Microsoft is returning to its reptilian codenames for its next-generation video game consoles. While the original Xbox One was codenamed "Durango" (a city of some 18,000 people in southwestern Colorado), the Redmond-based company used the arachnid-themed "Scorpio" codename for its successor, the Xbox One X.
Until now, we've heard whispers of the codename "Scarlett" to describe the forthcoming overhaul of the Xbox. While that's still the internal codename being used to describe the new generation of consoles, that's only part of the story.
According to the latest report from Microsoft pundit Paul Thurott, there will be two consoles that make up the "Scarlett" next-generation Xbox plans. These have been branded "Anaconda" and "Lockhart" inside the Redmond-based company.
The first of these – "Anaconda" – is widely-tipped to be the successor of the current flagship, the Xbox One X. This next-generation console will have improved hardware, processors and graphics from AMD.
According to previous whispers from inside the company, "Anaconda" will swap out the hard disk drive used in the current generation of hardware with an SSD to reduce video game load times.
The new console will seemingly support Xbox, Xbox 360 and Xbox One titles.
While "Anaconda" will be the flagship console from Microsoft, there will be another option. Codenamed "Lockhart", the second variant of the next-generation “Scarlett” Xbox hardware will be an entry-level option, like the Xbox One S.
Although it will be capable of running the latest titles, "Lockhart" will not offer the same amount of grunt as the flagship "Anaconda" hardware.
Separate from the forthcoming "Scarlett" generation of games consoles, Microsoft is also widely-tipped to be an entirely new version of the Xbox One S without an optical drive codenamed "Maverick". Instead of buying physical discs, players will have unlimited access to more than 100 titles available online from Microsoft.
These do not need to be downloaded to the console itself – negating the need for a massive hard-drive.
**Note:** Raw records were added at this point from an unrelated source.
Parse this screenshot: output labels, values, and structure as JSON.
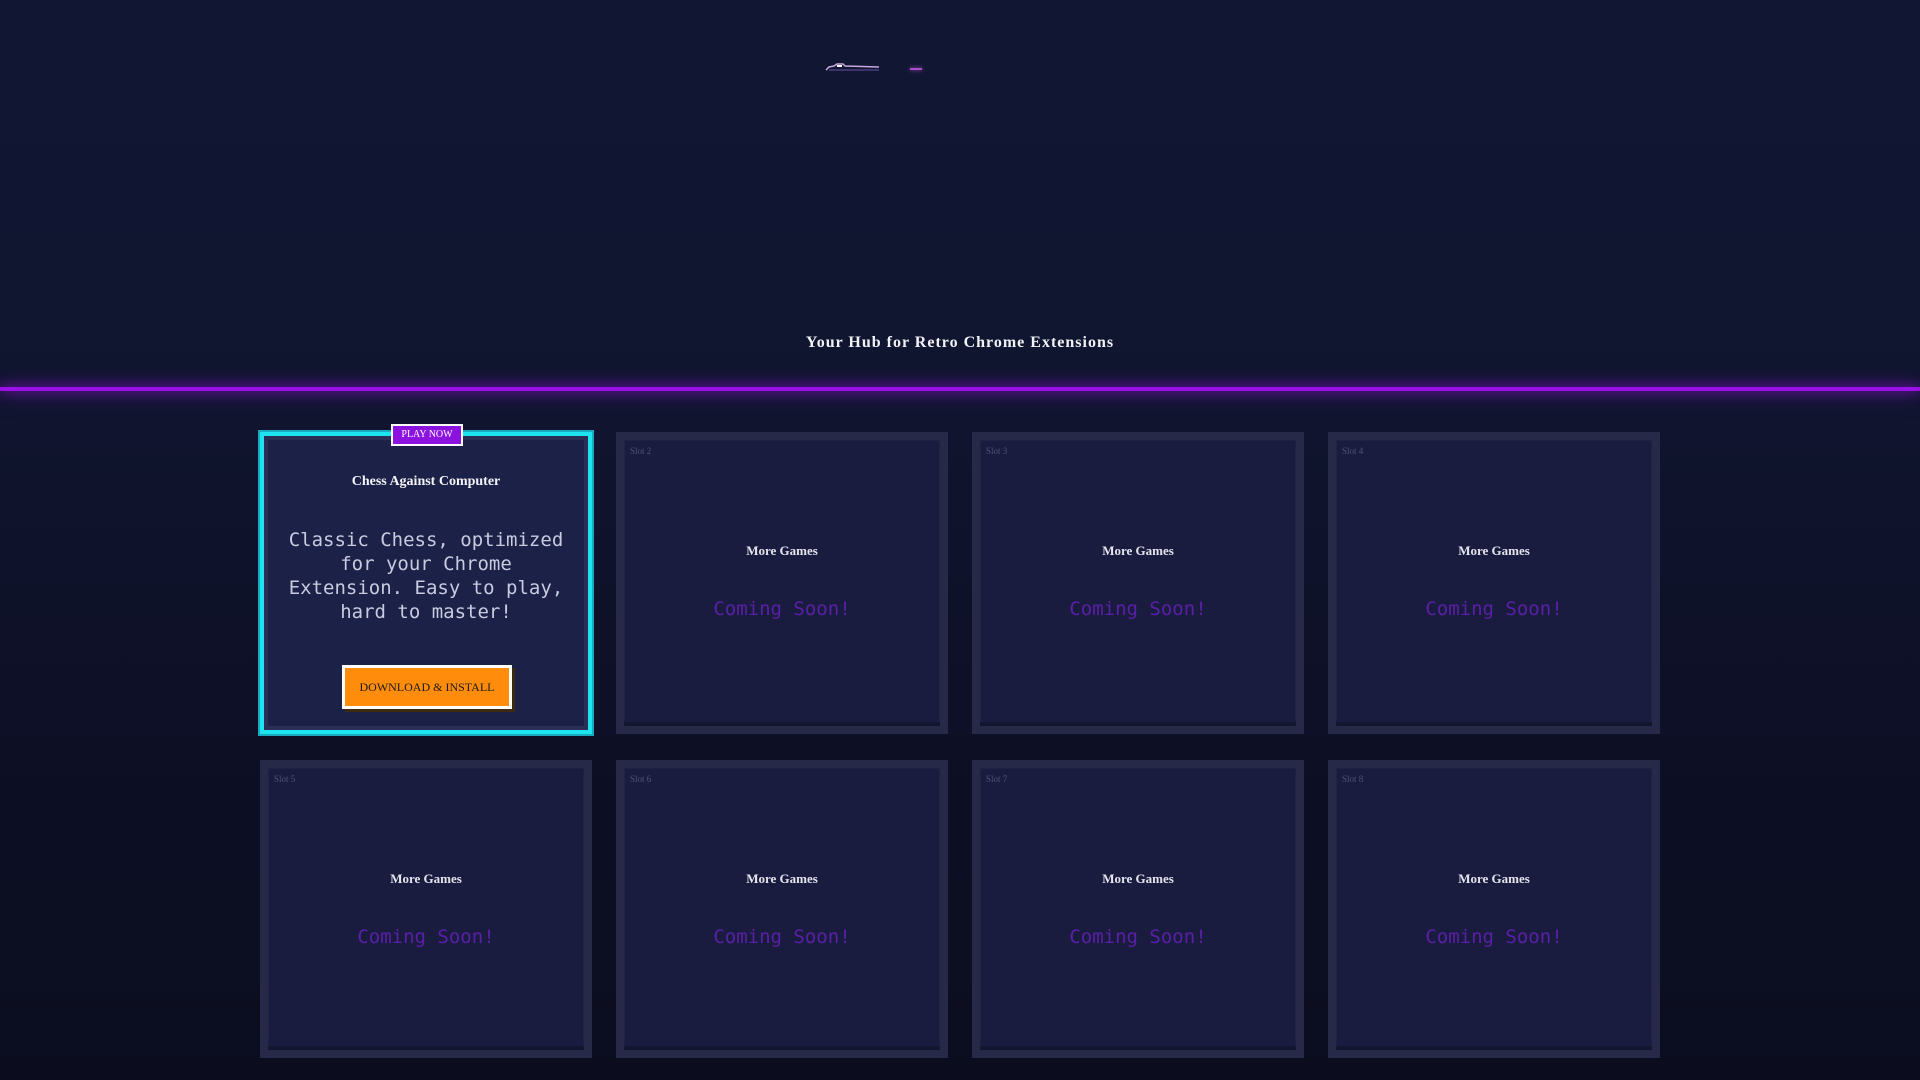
{
  "header": {
    "tagline": "Your Hub for Retro Chrome Extensions",
    "logo_icon": "car-logo-icon"
  },
  "colors": {
    "background": "#111633",
    "accent_purple": "#9b10e6",
    "featured_border": "#1ee3f0",
    "button_orange": "#ff8c0a",
    "coming_soon": "#5b1fa8"
  },
  "featured_game": {
    "badge": "PLAY NOW",
    "title": "Chess Against Computer",
    "description": "Classic Chess, optimized for your Chrome Extension. Easy to play, hard to master!",
    "button_label": "DOWNLOAD & INSTALL"
  },
  "slots": [
    {
      "label": "Slot 2",
      "title": "More Games",
      "status": "Coming Soon!"
    },
    {
      "label": "Slot 3",
      "title": "More Games",
      "status": "Coming Soon!"
    },
    {
      "label": "Slot 4",
      "title": "More Games",
      "status": "Coming Soon!"
    },
    {
      "label": "Slot 5",
      "title": "More Games",
      "status": "Coming Soon!"
    },
    {
      "label": "Slot 6",
      "title": "More Games",
      "status": "Coming Soon!"
    },
    {
      "label": "Slot 7",
      "title": "More Games",
      "status": "Coming Soon!"
    },
    {
      "label": "Slot 8",
      "title": "More Games",
      "status": "Coming Soon!"
    }
  ]
}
However, gamers will need a pretty serviceable broadband connection if they want to stream the latest blockbuster titles.
Players with a subscription to the Microsoft cloud-based streaming service will not only be able to stream games to their Xbox, but also to any tablet, smartphone and desktop PC.
Since Microsoft's cloud handles all the heavy lifting for the games – it should be possible to play next-generation titles on older hardware as well, so you won't have to cough-up to upgrade all the devices in your life.
This feature was originally planned for the launch of the first-generation Xbox One, but the Redmond-based company canceled it because of the always-online requirements and disc sharing concerns.
Microsoft is planning to launch public trials of its xCloud game streaming service next year, which will make Xbox games available across PCs, phones, and consoles.